On October 11, 2014 Joe Negri and his Quartet performed at the Oakland Forever festival. Among the tunes were compositions by two of Pittsburgh's best known jazz musicians: Earl "Fatha" Hines and Billy Strayhorn. The musicians were his regular group: pianist Max Leake, bassist Tony DiPaolis, bass and drummer Tom Wendt, drums.
A Tuesday posting on "The Digs" examined the career of Pittsburgh vocalist and bandleader Billy Eckstine, a native of Highland Park. This revised repost of a 2012 entry in my "Pittsburgh Jazz Legends" series supplements the fascinating photos from Eckstine's career.

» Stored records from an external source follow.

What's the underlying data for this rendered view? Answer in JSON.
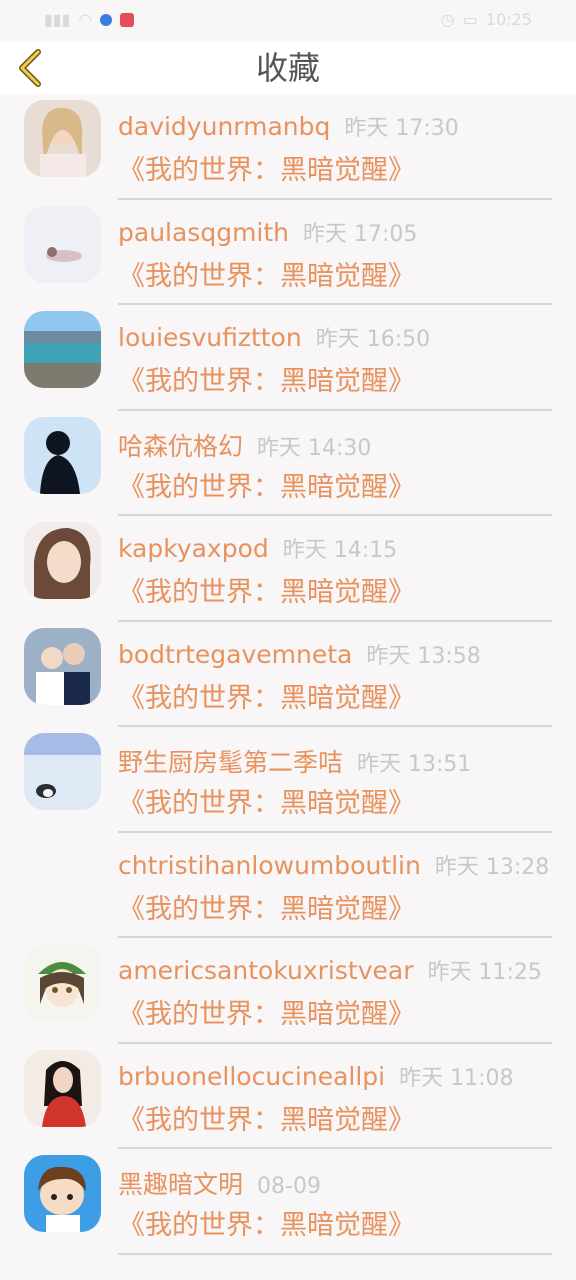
{
  "status_bar": {
    "time": "10:25"
  },
  "header": {
    "title": "收藏"
  },
  "items": [
    {
      "name": "davidyunrmanbq",
      "time": "昨天 17:30",
      "subtitle": "《我的世界：黑暗觉醒》",
      "avatar": "portrait-blonde-woman"
    },
    {
      "name": "paulasqgmith",
      "time": "昨天 17:05",
      "subtitle": "《我的世界：黑暗觉醒》",
      "avatar": "snow-scene"
    },
    {
      "name": "louiesvufiztton",
      "time": "昨天 16:50",
      "subtitle": "《我的世界：黑暗觉醒》",
      "avatar": "lake-landscape"
    },
    {
      "name": "哈森伉格幻",
      "time": "昨天 14:30",
      "subtitle": "《我的世界：黑暗觉醒》",
      "avatar": "silhouette-person"
    },
    {
      "name": "kapkyaxpod",
      "time": "昨天 14:15",
      "subtitle": "《我的世界：黑暗觉醒》",
      "avatar": "portrait-woman"
    },
    {
      "name": "bodtrtegavemneta",
      "time": "昨天 13:58",
      "subtitle": "《我的世界：黑暗觉醒》",
      "avatar": "couple-photo"
    },
    {
      "name": "野生厨房髦第二季咭",
      "time": "昨天 13:51",
      "subtitle": "《我的世界：黑暗觉醒》",
      "avatar": "penguin-ice"
    },
    {
      "name": "chtristihanlowumboutlin",
      "time": "昨天 13:28",
      "subtitle": "《我的世界：黑暗觉醒》",
      "avatar": ""
    },
    {
      "name": "americsantokuxristvear",
      "time": "昨天 11:25",
      "subtitle": "《我的世界：黑暗觉醒》",
      "avatar": "anime-girl"
    },
    {
      "name": "brbuonellocucineallpi",
      "time": "昨天 11:08",
      "subtitle": "《我的世界：黑暗觉醒》",
      "avatar": "red-dress-woman"
    },
    {
      "name": "黑趣暗文明",
      "time": "08-09",
      "subtitle": "《我的世界：黑暗觉醒》",
      "avatar": "cartoon-boy"
    }
  ]
}
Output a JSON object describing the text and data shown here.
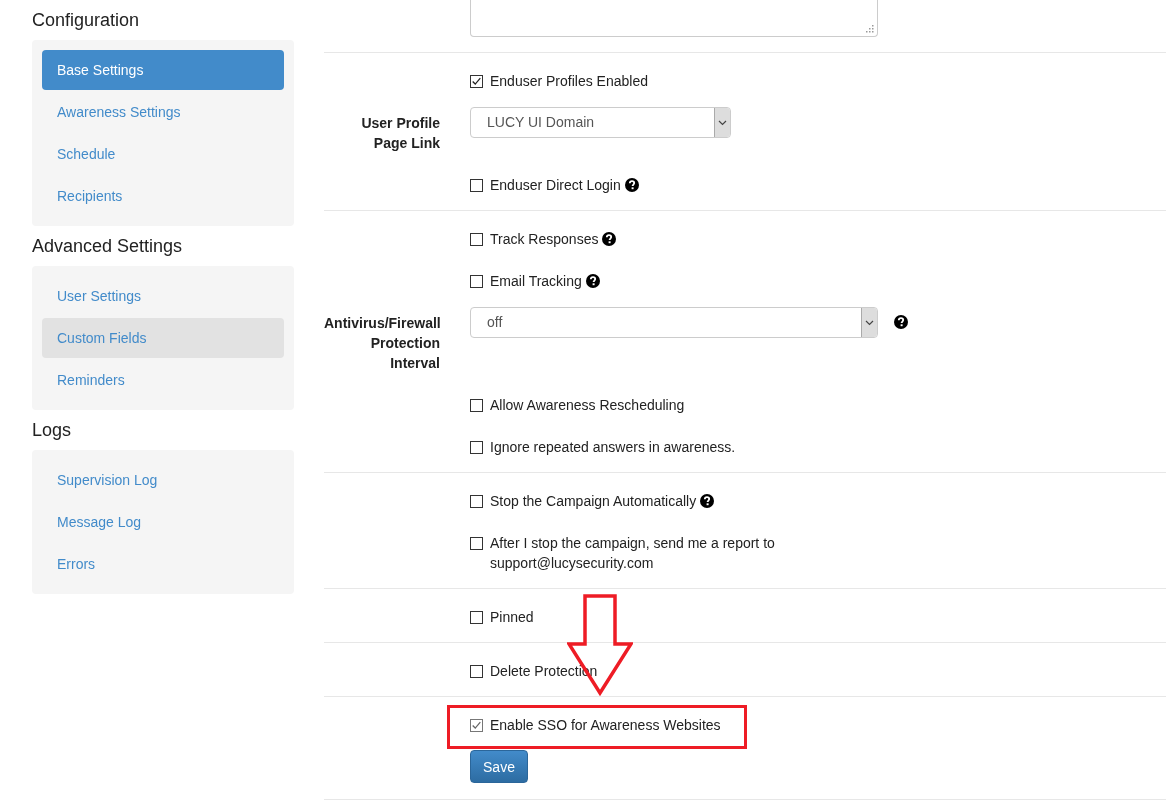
{
  "sidebar": {
    "groups": [
      {
        "title": "Configuration",
        "items": [
          {
            "label": "Base Settings",
            "selected": true,
            "hovered": false
          },
          {
            "label": "Awareness Settings",
            "selected": false,
            "hovered": false
          },
          {
            "label": "Schedule",
            "selected": false,
            "hovered": false
          },
          {
            "label": "Recipients",
            "selected": false,
            "hovered": false
          }
        ]
      },
      {
        "title": "Advanced Settings",
        "items": [
          {
            "label": "User Settings",
            "selected": false,
            "hovered": false
          },
          {
            "label": "Custom Fields",
            "selected": false,
            "hovered": true
          },
          {
            "label": "Reminders",
            "selected": false,
            "hovered": false
          }
        ]
      },
      {
        "title": "Logs",
        "items": [
          {
            "label": "Supervision Log",
            "selected": false,
            "hovered": false
          },
          {
            "label": "Message Log",
            "selected": false,
            "hovered": false
          },
          {
            "label": "Errors",
            "selected": false,
            "hovered": false
          }
        ]
      }
    ]
  },
  "form": {
    "sections": [
      {
        "rows": [
          {
            "kind": "textarea"
          }
        ]
      },
      {
        "rows": [
          {
            "kind": "checkbox",
            "label": "Enduser Profiles Enabled",
            "checked": true,
            "help": false,
            "annotated": false
          },
          {
            "kind": "select",
            "label": "User Profile Page Link",
            "value": "LUCY UI Domain",
            "wide": false,
            "help": false
          },
          {
            "kind": "checkbox",
            "label": "Enduser Direct Login",
            "checked": false,
            "help": true,
            "annotated": false
          }
        ]
      },
      {
        "rows": [
          {
            "kind": "checkbox",
            "label": "Track Responses",
            "checked": false,
            "help": true,
            "annotated": false
          },
          {
            "kind": "checkbox",
            "label": "Email Tracking",
            "checked": false,
            "help": true,
            "annotated": false
          },
          {
            "kind": "select",
            "label": "Antivirus/Firewall Protection Interval",
            "value": "off",
            "wide": true,
            "help": true
          },
          {
            "kind": "checkbox",
            "label": "Allow Awareness Rescheduling",
            "checked": false,
            "help": false,
            "annotated": false
          },
          {
            "kind": "checkbox",
            "label": "Ignore repeated answers in awareness.",
            "checked": false,
            "help": false,
            "annotated": false
          }
        ]
      },
      {
        "rows": [
          {
            "kind": "checkbox",
            "label": "Stop the Campaign Automatically",
            "checked": false,
            "help": true,
            "annotated": false
          },
          {
            "kind": "checkbox",
            "label": "After I stop the campaign, send me a report to support@lucysecurity.com",
            "checked": false,
            "help": false,
            "annotated": false
          }
        ]
      },
      {
        "rows": [
          {
            "kind": "checkbox",
            "label": "Pinned",
            "checked": false,
            "help": false,
            "annotated": false
          }
        ]
      },
      {
        "rows": [
          {
            "kind": "checkbox",
            "label": "Delete Protection",
            "checked": false,
            "help": false,
            "annotated": false
          }
        ]
      },
      {
        "rows": [
          {
            "kind": "checkbox",
            "label": "Enable SSO for Awareness Websites",
            "checked": true,
            "help": false,
            "annotated": true
          },
          {
            "kind": "button",
            "label": "Save"
          }
        ]
      }
    ]
  }
}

While he only spent his first seven years here, yet today, Eckstine remains one of Pittsburgh's jazz (and pop music) gifts to the world, a vocalist of intelligence, passion and always an undeniable level of class. At seven, William Clarence Eckstein (the original spelling) moved to Washington DC. He sang as after high school and while attending Howard University. Winning an amateur contest led him to leave Howard. Eckstine was singing in Chicago in 1939 when trumpeter Budd Johnson brought him to the attention of the city's top bandleader: fellow Pittsburgher Earl "Fatha" Hines.